Thesis - Open Access
Master of Science (MS)
There are many types of detectors of radioactive rays, such as Geiger Counters, ionization chambers, photographic emulsions, electroscopes, and cloud chambers. Many of these give only information such as the amount of radiation or the minimum energy of the rays because the information is registered as a change in voltage or a “count”. Outstanding among the different kinds of detectors is the type commonly called “cloud chambers”. In a cloud chamber the path of the ray* can actually be seen and photographed, its radius of curvature in an electric or magnetic field can be measured, the amount of ionization can be measured by counting the number of ions per length of path, and the amount of deviation from the predicted normal path can be studied. From this type of information the mass, velocity, and charge of the ray can be determined. The basic principle utilized in any chamber is that a gas which is supersaturated with a vapor will act as a means of detection of radioactive rays by forming a cloud trail along the path of the ray. The most common method of obtaining a gas which is supersaturated with a vapor is by cooling. Gas which has been saturated with vapor can be cooled until a high degree of supersaturation is reached if there are no particles in it to act as nuclei around which droplets can form. J.Aitken during his investigations (about 1880) indicated that dust particles do act as such nuclei and utilized the fact to count dust particles. In 1896 C.T.R. Wilson showed that ions formed in a supersaturated gas could also act as centers of condensation. This fact led Wilson to the discovery of his famous “expansion” cloud chamber. It is theorized that high energy rays in their motion through matter ionize many atoms along their path. These ions form nuclei for condensation, thus producing a trail of droplets which are visible to the eye and which also can be photographed if desired. The method used by Wilson for obtaining the supersaturated gas is expansion of a saturated gas by means of piston on the floor of the chamber. This sudden increase of volume causes a decrease of temperature, thus causing the gas to become supersaturated. The main disadvantage in Wilson’s chamber is that it will show tracks for only a very short period of time after expansion and then must be recycled for the next expansion. Therefore, there has been considerable interest in some kind of chamber that would be continuously sensitive. The first continuously sensitive cloud chamber was reported by L.G. Hoxton in 1933. This cloud chamber operated by passing air over water at 70C and thence into a water-jacketed observing channel at room temperature. Condensation phenomena were produced by electric discharges but not by radiation, so this method was not satisfactory. In 1936 R. E. Vollrath described a continuous cloud chamber that operated by interdiffusion of two vapors such as hydrochloric acid vapor and water vapor, at the interface of which the gas became supersaturated with respect to the mixture (dilute hydrochloric acid). A.Langsdorf, Jr. reported progress on a continuous diffusion cloud chamber in 1936. The construction of Langsdorf’s chamber is essentially a glass cylinder with a refrigerated floor and a heated roof. Through the roof the vapor of a liquid with a high vapor pressure is allowed to diffuse and saturate the gas in the chamber. Then as the saturated gas diffuses downward it becomes cooled and thus supersaturated and within a limited region acts as an ion detector. Although diffusion chambers have the advantage of being continuous, they frequently have the disadvantage of having diffuse, fuzzy, or distorted tracks which do not generally present a great problem in a well-designed Wilson expansion chamber. There is a definite need to find out more about the conditions that exist in diffusion chambers in order to improve their design. The purpose of this paper is to investigate some of the conditions that exist in a diffusion chamber, similar to the type proposed by Langsdorf.

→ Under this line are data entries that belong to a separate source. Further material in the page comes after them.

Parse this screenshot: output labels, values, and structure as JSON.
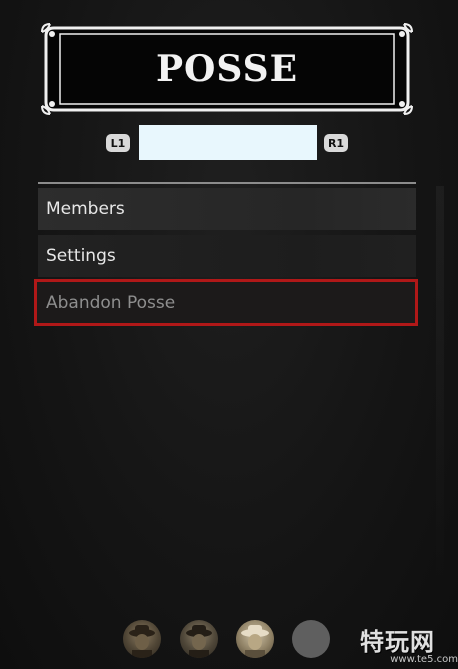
{
  "header": {
    "title": "POSSE"
  },
  "tabs": {
    "left_button": "L1",
    "right_button": "R1",
    "selected_tab_label": ""
  },
  "menu": {
    "items": [
      {
        "label": "Members",
        "state": "normal"
      },
      {
        "label": "Settings",
        "state": "normal"
      },
      {
        "label": "Abandon Posse",
        "state": "selected-disabled"
      }
    ]
  },
  "members_bar": {
    "avatars": [
      "avatar-player-1",
      "avatar-player-2",
      "avatar-player-3",
      "avatar-empty-slot"
    ]
  },
  "watermark": {
    "brand": "特玩网",
    "url": "www.te5.com"
  },
  "colors": {
    "highlight_border": "#b01818",
    "text_primary": "#e8e8e8",
    "text_disabled": "#8e8e8e"
  }
}
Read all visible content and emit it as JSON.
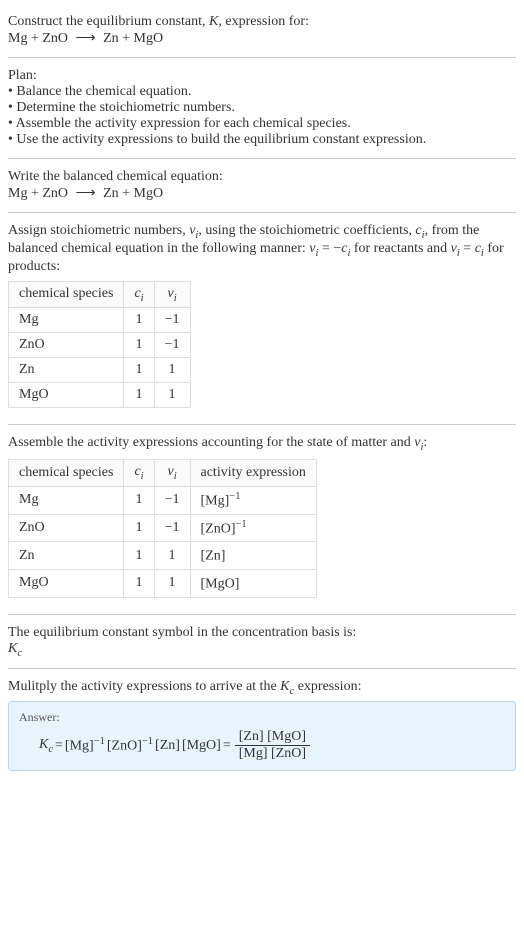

Library of Congress Subject Headings
Includes bibliographical references
Number of Pages
South Dakota State University
No Copyright - Non-Commercial Use Only
Vandervelde, Vance D., "Temperature Conditions Existing in a Diffusion Type Cloud Chamber" (1954). Electronic Theses and Dissertations. 2283.